> Task to carry out: In your copy, leave out all pictures and reproduce every entry exactly.

(Entries taken from a collection)
┌──

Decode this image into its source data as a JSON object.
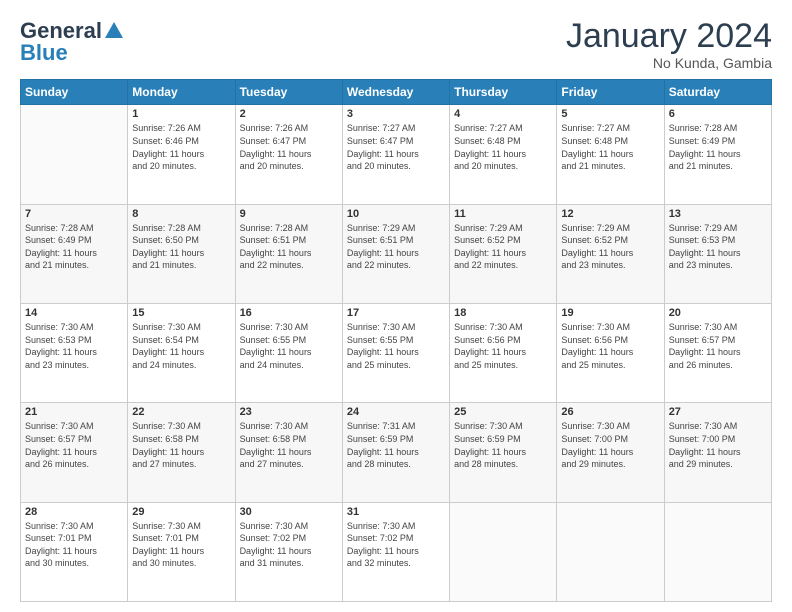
{
  "header": {
    "logo_general": "General",
    "logo_blue": "Blue",
    "month_title": "January 2024",
    "location": "No Kunda, Gambia"
  },
  "weekdays": [
    "Sunday",
    "Monday",
    "Tuesday",
    "Wednesday",
    "Thursday",
    "Friday",
    "Saturday"
  ],
  "weeks": [
    [
      {
        "day": "",
        "info": ""
      },
      {
        "day": "1",
        "info": "Sunrise: 7:26 AM\nSunset: 6:46 PM\nDaylight: 11 hours\nand 20 minutes."
      },
      {
        "day": "2",
        "info": "Sunrise: 7:26 AM\nSunset: 6:47 PM\nDaylight: 11 hours\nand 20 minutes."
      },
      {
        "day": "3",
        "info": "Sunrise: 7:27 AM\nSunset: 6:47 PM\nDaylight: 11 hours\nand 20 minutes."
      },
      {
        "day": "4",
        "info": "Sunrise: 7:27 AM\nSunset: 6:48 PM\nDaylight: 11 hours\nand 20 minutes."
      },
      {
        "day": "5",
        "info": "Sunrise: 7:27 AM\nSunset: 6:48 PM\nDaylight: 11 hours\nand 21 minutes."
      },
      {
        "day": "6",
        "info": "Sunrise: 7:28 AM\nSunset: 6:49 PM\nDaylight: 11 hours\nand 21 minutes."
      }
    ],
    [
      {
        "day": "7",
        "info": "Sunrise: 7:28 AM\nSunset: 6:49 PM\nDaylight: 11 hours\nand 21 minutes."
      },
      {
        "day": "8",
        "info": "Sunrise: 7:28 AM\nSunset: 6:50 PM\nDaylight: 11 hours\nand 21 minutes."
      },
      {
        "day": "9",
        "info": "Sunrise: 7:28 AM\nSunset: 6:51 PM\nDaylight: 11 hours\nand 22 minutes."
      },
      {
        "day": "10",
        "info": "Sunrise: 7:29 AM\nSunset: 6:51 PM\nDaylight: 11 hours\nand 22 minutes."
      },
      {
        "day": "11",
        "info": "Sunrise: 7:29 AM\nSunset: 6:52 PM\nDaylight: 11 hours\nand 22 minutes."
      },
      {
        "day": "12",
        "info": "Sunrise: 7:29 AM\nSunset: 6:52 PM\nDaylight: 11 hours\nand 23 minutes."
      },
      {
        "day": "13",
        "info": "Sunrise: 7:29 AM\nSunset: 6:53 PM\nDaylight: 11 hours\nand 23 minutes."
      }
    ],
    [
      {
        "day": "14",
        "info": "Sunrise: 7:30 AM\nSunset: 6:53 PM\nDaylight: 11 hours\nand 23 minutes."
      },
      {
        "day": "15",
        "info": "Sunrise: 7:30 AM\nSunset: 6:54 PM\nDaylight: 11 hours\nand 24 minutes."
      },
      {
        "day": "16",
        "info": "Sunrise: 7:30 AM\nSunset: 6:55 PM\nDaylight: 11 hours\nand 24 minutes."
      },
      {
        "day": "17",
        "info": "Sunrise: 7:30 AM\nSunset: 6:55 PM\nDaylight: 11 hours\nand 25 minutes."
      },
      {
        "day": "18",
        "info": "Sunrise: 7:30 AM\nSunset: 6:56 PM\nDaylight: 11 hours\nand 25 minutes."
      },
      {
        "day": "19",
        "info": "Sunrise: 7:30 AM\nSunset: 6:56 PM\nDaylight: 11 hours\nand 25 minutes."
      },
      {
        "day": "20",
        "info": "Sunrise: 7:30 AM\nSunset: 6:57 PM\nDaylight: 11 hours\nand 26 minutes."
      }
    ],
    [
      {
        "day": "21",
        "info": "Sunrise: 7:30 AM\nSunset: 6:57 PM\nDaylight: 11 hours\nand 26 minutes."
      },
      {
        "day": "22",
        "info": "Sunrise: 7:30 AM\nSunset: 6:58 PM\nDaylight: 11 hours\nand 27 minutes."
      },
      {
        "day": "23",
        "info": "Sunrise: 7:30 AM\nSunset: 6:58 PM\nDaylight: 11 hours\nand 27 minutes."
      },
      {
        "day": "24",
        "info": "Sunrise: 7:31 AM\nSunset: 6:59 PM\nDaylight: 11 hours\nand 28 minutes."
      },
      {
        "day": "25",
        "info": "Sunrise: 7:30 AM\nSunset: 6:59 PM\nDaylight: 11 hours\nand 28 minutes."
      },
      {
        "day": "26",
        "info": "Sunrise: 7:30 AM\nSunset: 7:00 PM\nDaylight: 11 hours\nand 29 minutes."
      },
      {
        "day": "27",
        "info": "Sunrise: 7:30 AM\nSunset: 7:00 PM\nDaylight: 11 hours\nand 29 minutes."
      }
    ],
    [
      {
        "day": "28",
        "info": "Sunrise: 7:30 AM\nSunset: 7:01 PM\nDaylight: 11 hours\nand 30 minutes."
      },
      {
        "day": "29",
        "info": "Sunrise: 7:30 AM\nSunset: 7:01 PM\nDaylight: 11 hours\nand 30 minutes."
      },
      {
        "day": "30",
        "info": "Sunrise: 7:30 AM\nSunset: 7:02 PM\nDaylight: 11 hours\nand 31 minutes."
      },
      {
        "day": "31",
        "info": "Sunrise: 7:30 AM\nSunset: 7:02 PM\nDaylight: 11 hours\nand 32 minutes."
      },
      {
        "day": "",
        "info": ""
      },
      {
        "day": "",
        "info": ""
      },
      {
        "day": "",
        "info": ""
      }
    ]
  ]
}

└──

> Result below:
Decode this image into its source data as a JSON object.
{
  "header": {
    "logo_general": "General",
    "logo_blue": "Blue",
    "month_title": "January 2024",
    "location": "No Kunda, Gambia"
  },
  "weekdays": [
    "Sunday",
    "Monday",
    "Tuesday",
    "Wednesday",
    "Thursday",
    "Friday",
    "Saturday"
  ],
  "weeks": [
    [
      {
        "day": "",
        "info": ""
      },
      {
        "day": "1",
        "info": "Sunrise: 7:26 AM\nSunset: 6:46 PM\nDaylight: 11 hours\nand 20 minutes."
      },
      {
        "day": "2",
        "info": "Sunrise: 7:26 AM\nSunset: 6:47 PM\nDaylight: 11 hours\nand 20 minutes."
      },
      {
        "day": "3",
        "info": "Sunrise: 7:27 AM\nSunset: 6:47 PM\nDaylight: 11 hours\nand 20 minutes."
      },
      {
        "day": "4",
        "info": "Sunrise: 7:27 AM\nSunset: 6:48 PM\nDaylight: 11 hours\nand 20 minutes."
      },
      {
        "day": "5",
        "info": "Sunrise: 7:27 AM\nSunset: 6:48 PM\nDaylight: 11 hours\nand 21 minutes."
      },
      {
        "day": "6",
        "info": "Sunrise: 7:28 AM\nSunset: 6:49 PM\nDaylight: 11 hours\nand 21 minutes."
      }
    ],
    [
      {
        "day": "7",
        "info": "Sunrise: 7:28 AM\nSunset: 6:49 PM\nDaylight: 11 hours\nand 21 minutes."
      },
      {
        "day": "8",
        "info": "Sunrise: 7:28 AM\nSunset: 6:50 PM\nDaylight: 11 hours\nand 21 minutes."
      },
      {
        "day": "9",
        "info": "Sunrise: 7:28 AM\nSunset: 6:51 PM\nDaylight: 11 hours\nand 22 minutes."
      },
      {
        "day": "10",
        "info": "Sunrise: 7:29 AM\nSunset: 6:51 PM\nDaylight: 11 hours\nand 22 minutes."
      },
      {
        "day": "11",
        "info": "Sunrise: 7:29 AM\nSunset: 6:52 PM\nDaylight: 11 hours\nand 22 minutes."
      },
      {
        "day": "12",
        "info": "Sunrise: 7:29 AM\nSunset: 6:52 PM\nDaylight: 11 hours\nand 23 minutes."
      },
      {
        "day": "13",
        "info": "Sunrise: 7:29 AM\nSunset: 6:53 PM\nDaylight: 11 hours\nand 23 minutes."
      }
    ],
    [
      {
        "day": "14",
        "info": "Sunrise: 7:30 AM\nSunset: 6:53 PM\nDaylight: 11 hours\nand 23 minutes."
      },
      {
        "day": "15",
        "info": "Sunrise: 7:30 AM\nSunset: 6:54 PM\nDaylight: 11 hours\nand 24 minutes."
      },
      {
        "day": "16",
        "info": "Sunrise: 7:30 AM\nSunset: 6:55 PM\nDaylight: 11 hours\nand 24 minutes."
      },
      {
        "day": "17",
        "info": "Sunrise: 7:30 AM\nSunset: 6:55 PM\nDaylight: 11 hours\nand 25 minutes."
      },
      {
        "day": "18",
        "info": "Sunrise: 7:30 AM\nSunset: 6:56 PM\nDaylight: 11 hours\nand 25 minutes."
      },
      {
        "day": "19",
        "info": "Sunrise: 7:30 AM\nSunset: 6:56 PM\nDaylight: 11 hours\nand 25 minutes."
      },
      {
        "day": "20",
        "info": "Sunrise: 7:30 AM\nSunset: 6:57 PM\nDaylight: 11 hours\nand 26 minutes."
      }
    ],
    [
      {
        "day": "21",
        "info": "Sunrise: 7:30 AM\nSunset: 6:57 PM\nDaylight: 11 hours\nand 26 minutes."
      },
      {
        "day": "22",
        "info": "Sunrise: 7:30 AM\nSunset: 6:58 PM\nDaylight: 11 hours\nand 27 minutes."
      },
      {
        "day": "23",
        "info": "Sunrise: 7:30 AM\nSunset: 6:58 PM\nDaylight: 11 hours\nand 27 minutes."
      },
      {
        "day": "24",
        "info": "Sunrise: 7:31 AM\nSunset: 6:59 PM\nDaylight: 11 hours\nand 28 minutes."
      },
      {
        "day": "25",
        "info": "Sunrise: 7:30 AM\nSunset: 6:59 PM\nDaylight: 11 hours\nand 28 minutes."
      },
      {
        "day": "26",
        "info": "Sunrise: 7:30 AM\nSunset: 7:00 PM\nDaylight: 11 hours\nand 29 minutes."
      },
      {
        "day": "27",
        "info": "Sunrise: 7:30 AM\nSunset: 7:00 PM\nDaylight: 11 hours\nand 29 minutes."
      }
    ],
    [
      {
        "day": "28",
        "info": "Sunrise: 7:30 AM\nSunset: 7:01 PM\nDaylight: 11 hours\nand 30 minutes."
      },
      {
        "day": "29",
        "info": "Sunrise: 7:30 AM\nSunset: 7:01 PM\nDaylight: 11 hours\nand 30 minutes."
      },
      {
        "day": "30",
        "info": "Sunrise: 7:30 AM\nSunset: 7:02 PM\nDaylight: 11 hours\nand 31 minutes."
      },
      {
        "day": "31",
        "info": "Sunrise: 7:30 AM\nSunset: 7:02 PM\nDaylight: 11 hours\nand 32 minutes."
      },
      {
        "day": "",
        "info": ""
      },
      {
        "day": "",
        "info": ""
      },
      {
        "day": "",
        "info": ""
      }
    ]
  ]
}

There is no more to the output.